→ Exercise prompt: The answer must be a single number: the count of lines in the records below that contain the word "logging".

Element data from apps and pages

════════

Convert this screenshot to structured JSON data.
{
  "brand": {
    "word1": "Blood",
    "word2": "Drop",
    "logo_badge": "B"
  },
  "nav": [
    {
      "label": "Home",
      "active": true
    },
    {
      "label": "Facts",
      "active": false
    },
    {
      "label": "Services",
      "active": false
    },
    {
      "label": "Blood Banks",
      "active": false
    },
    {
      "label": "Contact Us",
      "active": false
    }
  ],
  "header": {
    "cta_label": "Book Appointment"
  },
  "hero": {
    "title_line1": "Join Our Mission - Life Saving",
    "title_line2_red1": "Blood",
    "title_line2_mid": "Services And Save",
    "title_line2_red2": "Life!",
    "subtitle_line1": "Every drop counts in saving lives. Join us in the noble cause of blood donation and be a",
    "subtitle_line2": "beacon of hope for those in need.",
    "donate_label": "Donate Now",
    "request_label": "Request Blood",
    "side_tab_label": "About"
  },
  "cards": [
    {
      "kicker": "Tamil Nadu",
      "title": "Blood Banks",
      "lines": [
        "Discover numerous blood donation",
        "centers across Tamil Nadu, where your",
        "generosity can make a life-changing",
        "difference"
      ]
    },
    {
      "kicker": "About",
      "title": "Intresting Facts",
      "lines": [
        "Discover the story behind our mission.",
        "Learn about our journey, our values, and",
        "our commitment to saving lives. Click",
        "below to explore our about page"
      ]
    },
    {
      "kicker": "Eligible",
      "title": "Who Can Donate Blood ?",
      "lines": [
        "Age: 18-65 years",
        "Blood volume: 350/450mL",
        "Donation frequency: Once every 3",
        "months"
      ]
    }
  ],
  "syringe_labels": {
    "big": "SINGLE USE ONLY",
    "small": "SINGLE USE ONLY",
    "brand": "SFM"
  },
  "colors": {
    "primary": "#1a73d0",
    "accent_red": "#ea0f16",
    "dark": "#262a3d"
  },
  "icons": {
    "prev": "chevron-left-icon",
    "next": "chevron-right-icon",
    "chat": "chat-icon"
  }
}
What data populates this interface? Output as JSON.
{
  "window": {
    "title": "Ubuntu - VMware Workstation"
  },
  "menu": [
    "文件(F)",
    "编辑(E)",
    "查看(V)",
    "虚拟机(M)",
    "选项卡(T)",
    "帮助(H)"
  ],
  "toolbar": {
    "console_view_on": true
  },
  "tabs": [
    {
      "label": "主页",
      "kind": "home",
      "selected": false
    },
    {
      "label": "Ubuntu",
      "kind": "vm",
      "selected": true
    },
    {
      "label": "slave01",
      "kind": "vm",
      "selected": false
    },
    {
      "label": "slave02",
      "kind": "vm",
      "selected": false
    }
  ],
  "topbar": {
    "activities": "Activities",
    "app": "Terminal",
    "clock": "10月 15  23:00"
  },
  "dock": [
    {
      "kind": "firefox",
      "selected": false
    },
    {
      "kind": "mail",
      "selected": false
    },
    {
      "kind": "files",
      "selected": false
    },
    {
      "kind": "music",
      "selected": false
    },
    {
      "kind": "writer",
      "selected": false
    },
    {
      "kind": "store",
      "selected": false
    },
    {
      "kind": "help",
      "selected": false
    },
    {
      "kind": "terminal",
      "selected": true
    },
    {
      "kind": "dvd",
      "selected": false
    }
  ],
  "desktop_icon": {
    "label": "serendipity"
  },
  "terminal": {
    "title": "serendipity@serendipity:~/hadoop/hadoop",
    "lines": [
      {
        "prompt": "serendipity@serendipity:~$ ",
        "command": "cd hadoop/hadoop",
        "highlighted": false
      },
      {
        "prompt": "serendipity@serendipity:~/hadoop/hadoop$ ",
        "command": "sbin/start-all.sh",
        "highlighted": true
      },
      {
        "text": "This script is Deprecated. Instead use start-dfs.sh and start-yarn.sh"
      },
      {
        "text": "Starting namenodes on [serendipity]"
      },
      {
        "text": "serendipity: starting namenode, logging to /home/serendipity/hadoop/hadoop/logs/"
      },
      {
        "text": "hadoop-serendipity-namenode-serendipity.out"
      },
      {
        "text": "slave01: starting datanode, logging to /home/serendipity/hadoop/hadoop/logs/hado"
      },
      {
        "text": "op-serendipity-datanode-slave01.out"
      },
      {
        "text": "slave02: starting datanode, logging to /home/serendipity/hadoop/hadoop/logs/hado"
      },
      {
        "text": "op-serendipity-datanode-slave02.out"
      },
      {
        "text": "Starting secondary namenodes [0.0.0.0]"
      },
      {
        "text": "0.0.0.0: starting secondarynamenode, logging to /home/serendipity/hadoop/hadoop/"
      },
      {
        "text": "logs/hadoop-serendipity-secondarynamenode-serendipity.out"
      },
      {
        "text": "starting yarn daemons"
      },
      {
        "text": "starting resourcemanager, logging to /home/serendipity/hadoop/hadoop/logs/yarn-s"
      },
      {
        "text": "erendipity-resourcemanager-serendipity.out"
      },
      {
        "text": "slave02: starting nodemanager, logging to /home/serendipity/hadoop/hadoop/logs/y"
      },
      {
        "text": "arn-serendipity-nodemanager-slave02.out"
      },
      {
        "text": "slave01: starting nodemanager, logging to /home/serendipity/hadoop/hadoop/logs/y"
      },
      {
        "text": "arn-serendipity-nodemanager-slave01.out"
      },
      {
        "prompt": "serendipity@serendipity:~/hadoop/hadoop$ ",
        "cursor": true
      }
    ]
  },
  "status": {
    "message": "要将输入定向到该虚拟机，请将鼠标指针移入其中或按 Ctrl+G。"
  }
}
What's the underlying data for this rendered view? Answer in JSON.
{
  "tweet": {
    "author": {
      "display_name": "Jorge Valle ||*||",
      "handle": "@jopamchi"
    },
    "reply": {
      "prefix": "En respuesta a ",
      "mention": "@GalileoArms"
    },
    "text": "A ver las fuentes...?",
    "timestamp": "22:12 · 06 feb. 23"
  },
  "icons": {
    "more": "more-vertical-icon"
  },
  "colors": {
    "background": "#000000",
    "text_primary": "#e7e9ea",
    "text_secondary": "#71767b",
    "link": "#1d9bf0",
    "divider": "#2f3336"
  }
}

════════

→ Exercise answer: 7